Best conservation practices consider both genetics and biology

“Restoring diverse vegetation along the Atlantic seaboard after devastating hurricanes or replanting forests after destructive wildfires rests mightily upon one tiny but important ingredient: the seed.

Seeds are also important for conserving rare species, from trees to shrubs to other flowering plants. For example, the recently discovered Trillium tennesseense is only known in three locations in East Tennessee.

“But seeds must be saved the right way.

“Including a species’ biology in sample guideline calculations can dramatically improve sampling effectiveness, according to a new study from the National Institute for Mathematical and Biological Synthesis.

“For a long time, seed sampling guidelines have typically been quite general: the same recommended minimum sample applied to all species, roughly 50 seeds per population, whether a towering tree, widespread grass, or a small bee-pollinated herb. Such recommendations were based on genetic theory without considering plant ecology and reproductive biology.

“In the new study, published today in the journal Biological Conservation, researchers tested the importance of three factors in seed sampling: a species’ “selfing” rate, or rate at which a species pollinates itself, its seed and pollen dispersal distances, and whether an annual or perennial.”  –Source:

GR:  As good stewards, we could be restoring healthy conditions in burned, clear-cut, flooded, and overgrazed vegetation. If we were giving restoration the proper amount of attention, we would refine many of our practices.  In the study discussed above, the researchers studied the genetic variability of seeds and discovered that obtaining adequately variable seed collections requires that seed sample sizes vary with species’ reproductive traits.

Of course, we could consider other things.  For instance, we might find that genetic variability is related to species interaction strategies and to their spatial distribution, their areography.  However, our species has not become a good steward.  We know about many factors that we haven’t taken time to understand well enough to apply to our stewardship practices. And now, the news is that we are going to destroy a large portion of the species that ecosystems need to remain stable and productive.

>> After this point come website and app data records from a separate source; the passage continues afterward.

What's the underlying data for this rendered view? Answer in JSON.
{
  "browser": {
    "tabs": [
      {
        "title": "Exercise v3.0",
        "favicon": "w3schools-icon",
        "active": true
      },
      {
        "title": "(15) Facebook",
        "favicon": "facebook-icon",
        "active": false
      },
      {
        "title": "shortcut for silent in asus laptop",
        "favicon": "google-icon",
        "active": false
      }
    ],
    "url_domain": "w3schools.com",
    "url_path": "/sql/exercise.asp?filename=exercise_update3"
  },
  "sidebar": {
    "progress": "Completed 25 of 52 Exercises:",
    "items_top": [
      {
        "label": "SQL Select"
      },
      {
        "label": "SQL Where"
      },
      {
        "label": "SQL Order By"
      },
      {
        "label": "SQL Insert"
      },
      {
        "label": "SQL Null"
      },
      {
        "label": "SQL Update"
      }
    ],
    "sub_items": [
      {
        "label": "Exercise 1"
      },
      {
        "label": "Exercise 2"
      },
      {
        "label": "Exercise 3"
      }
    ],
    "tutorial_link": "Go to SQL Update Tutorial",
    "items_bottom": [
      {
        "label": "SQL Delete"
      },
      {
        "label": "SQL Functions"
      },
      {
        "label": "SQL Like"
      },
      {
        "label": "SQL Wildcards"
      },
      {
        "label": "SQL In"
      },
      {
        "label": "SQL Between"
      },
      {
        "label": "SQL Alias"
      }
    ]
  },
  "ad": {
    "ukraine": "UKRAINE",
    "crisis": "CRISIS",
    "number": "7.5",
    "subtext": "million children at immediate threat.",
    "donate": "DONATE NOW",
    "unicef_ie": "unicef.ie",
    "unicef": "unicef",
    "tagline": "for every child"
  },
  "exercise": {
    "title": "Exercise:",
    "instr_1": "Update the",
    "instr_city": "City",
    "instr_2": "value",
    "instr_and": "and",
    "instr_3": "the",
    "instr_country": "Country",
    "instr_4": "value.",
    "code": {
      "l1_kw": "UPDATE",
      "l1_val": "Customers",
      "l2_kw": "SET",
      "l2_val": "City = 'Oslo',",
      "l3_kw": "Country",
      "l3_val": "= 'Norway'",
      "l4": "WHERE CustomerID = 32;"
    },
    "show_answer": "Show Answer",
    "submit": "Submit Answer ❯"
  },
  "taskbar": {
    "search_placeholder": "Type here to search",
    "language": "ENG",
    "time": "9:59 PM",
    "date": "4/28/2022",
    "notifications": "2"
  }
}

Conservationists v chainsaws: the RSPB’s battle to save an Indonesian rainforest

Colm O’Molloy, Guardian:  “In 2007 an RSPB-led group bought up a series of logged-out Indonesian forests to bring them back from the brink.

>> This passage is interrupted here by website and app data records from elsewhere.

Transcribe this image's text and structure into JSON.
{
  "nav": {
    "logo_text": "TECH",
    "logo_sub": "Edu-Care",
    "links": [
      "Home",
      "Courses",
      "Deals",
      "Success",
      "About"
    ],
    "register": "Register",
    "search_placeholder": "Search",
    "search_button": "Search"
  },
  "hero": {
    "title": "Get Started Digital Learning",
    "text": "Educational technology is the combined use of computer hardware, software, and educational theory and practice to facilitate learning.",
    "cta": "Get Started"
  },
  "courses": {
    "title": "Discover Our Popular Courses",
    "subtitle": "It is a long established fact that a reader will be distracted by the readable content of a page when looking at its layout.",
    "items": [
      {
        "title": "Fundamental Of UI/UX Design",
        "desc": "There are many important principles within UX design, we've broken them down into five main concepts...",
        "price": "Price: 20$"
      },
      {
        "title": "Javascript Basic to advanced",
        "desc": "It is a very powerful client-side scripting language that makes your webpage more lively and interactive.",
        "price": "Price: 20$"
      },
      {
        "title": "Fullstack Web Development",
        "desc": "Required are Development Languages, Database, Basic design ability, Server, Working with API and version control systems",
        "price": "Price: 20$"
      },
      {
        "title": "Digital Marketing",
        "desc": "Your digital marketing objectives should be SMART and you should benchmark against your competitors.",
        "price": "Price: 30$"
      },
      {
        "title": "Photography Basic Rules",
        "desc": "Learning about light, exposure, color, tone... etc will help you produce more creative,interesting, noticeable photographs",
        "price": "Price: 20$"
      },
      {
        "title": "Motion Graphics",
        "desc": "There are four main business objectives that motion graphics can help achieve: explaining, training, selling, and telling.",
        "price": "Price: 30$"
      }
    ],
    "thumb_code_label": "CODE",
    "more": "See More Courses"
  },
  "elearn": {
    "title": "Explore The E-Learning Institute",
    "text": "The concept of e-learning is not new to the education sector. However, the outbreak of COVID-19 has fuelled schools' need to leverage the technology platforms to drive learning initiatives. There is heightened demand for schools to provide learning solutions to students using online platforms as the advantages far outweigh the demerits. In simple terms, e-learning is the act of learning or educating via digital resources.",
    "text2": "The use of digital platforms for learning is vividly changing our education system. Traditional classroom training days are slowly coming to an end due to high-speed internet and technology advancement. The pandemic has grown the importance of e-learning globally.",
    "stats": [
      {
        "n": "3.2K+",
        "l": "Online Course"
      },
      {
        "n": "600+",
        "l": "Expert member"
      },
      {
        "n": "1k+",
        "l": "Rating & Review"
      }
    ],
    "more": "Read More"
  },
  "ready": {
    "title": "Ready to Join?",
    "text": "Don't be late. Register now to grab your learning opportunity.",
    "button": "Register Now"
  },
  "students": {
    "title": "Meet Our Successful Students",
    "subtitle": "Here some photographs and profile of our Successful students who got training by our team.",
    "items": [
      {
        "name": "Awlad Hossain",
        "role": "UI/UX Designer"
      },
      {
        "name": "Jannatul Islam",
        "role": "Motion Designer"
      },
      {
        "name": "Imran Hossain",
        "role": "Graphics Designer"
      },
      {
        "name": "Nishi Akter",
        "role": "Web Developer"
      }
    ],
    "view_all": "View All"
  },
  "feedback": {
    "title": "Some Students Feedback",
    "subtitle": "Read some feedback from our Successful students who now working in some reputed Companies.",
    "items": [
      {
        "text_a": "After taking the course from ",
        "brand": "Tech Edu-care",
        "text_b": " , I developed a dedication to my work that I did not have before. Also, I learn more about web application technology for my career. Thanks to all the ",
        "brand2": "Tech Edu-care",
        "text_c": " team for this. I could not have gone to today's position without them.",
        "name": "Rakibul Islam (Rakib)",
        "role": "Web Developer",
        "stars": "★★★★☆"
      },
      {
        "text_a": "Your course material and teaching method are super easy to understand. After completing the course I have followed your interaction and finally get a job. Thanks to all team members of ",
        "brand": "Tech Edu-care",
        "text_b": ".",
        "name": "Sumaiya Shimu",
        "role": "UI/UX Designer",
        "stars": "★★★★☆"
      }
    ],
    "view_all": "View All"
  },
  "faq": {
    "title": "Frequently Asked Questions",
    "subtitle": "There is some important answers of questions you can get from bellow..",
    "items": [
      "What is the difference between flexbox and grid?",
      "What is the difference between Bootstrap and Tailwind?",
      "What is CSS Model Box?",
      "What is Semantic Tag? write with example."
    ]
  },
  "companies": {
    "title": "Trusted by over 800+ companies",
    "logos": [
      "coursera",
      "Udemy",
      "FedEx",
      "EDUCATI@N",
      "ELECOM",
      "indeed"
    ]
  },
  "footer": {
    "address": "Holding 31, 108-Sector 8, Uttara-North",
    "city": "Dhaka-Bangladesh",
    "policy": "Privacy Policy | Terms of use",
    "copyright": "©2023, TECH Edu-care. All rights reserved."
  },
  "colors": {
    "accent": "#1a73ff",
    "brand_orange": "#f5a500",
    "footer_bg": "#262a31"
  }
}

“Over time, Harapan aims to become the leading centre of knowledge on how to bring damaged forest ecosystems back to health. Tropical rainforests develop over thousands of years. It is not yet known how long it takes to fully restore a damaged rainforest to health, or if it is possible at all.

“There is little doubt that the forests that make up Harapan would have been completely destroyed by now was it not for the efforts of the RSPB and its partners to protect and restore them.

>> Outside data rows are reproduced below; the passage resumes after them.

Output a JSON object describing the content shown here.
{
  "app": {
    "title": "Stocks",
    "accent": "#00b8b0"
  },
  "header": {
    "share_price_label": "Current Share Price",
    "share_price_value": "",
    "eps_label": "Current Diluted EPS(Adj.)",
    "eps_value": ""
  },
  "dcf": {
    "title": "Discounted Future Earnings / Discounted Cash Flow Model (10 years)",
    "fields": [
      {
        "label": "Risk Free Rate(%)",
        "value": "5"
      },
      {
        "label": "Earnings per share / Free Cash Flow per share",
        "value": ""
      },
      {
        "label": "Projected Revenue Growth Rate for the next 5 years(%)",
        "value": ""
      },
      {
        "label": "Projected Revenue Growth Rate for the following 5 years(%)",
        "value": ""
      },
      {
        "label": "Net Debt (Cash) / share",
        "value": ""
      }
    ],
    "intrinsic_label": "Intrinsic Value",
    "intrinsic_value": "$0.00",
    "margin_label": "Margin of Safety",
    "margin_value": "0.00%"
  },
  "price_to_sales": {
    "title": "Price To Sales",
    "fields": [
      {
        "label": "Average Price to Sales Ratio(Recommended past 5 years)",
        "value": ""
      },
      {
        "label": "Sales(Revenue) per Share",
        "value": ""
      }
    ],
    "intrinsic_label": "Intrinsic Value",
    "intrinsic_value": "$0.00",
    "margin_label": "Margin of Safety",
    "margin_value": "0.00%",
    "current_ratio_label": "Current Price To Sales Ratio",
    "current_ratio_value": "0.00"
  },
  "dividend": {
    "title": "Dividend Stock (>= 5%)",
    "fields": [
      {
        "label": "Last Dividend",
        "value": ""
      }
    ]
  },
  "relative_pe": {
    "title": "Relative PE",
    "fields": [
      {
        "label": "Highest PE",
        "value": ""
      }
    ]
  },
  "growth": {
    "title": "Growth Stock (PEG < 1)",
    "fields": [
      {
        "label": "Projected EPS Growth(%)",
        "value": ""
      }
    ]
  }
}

“Despite ongoing losses to encroachment, Harapan still has a relatively large percentage of forest cover within its boundaries. Much of the surrounding forests have been completely decimated and replaced by palm plantations.”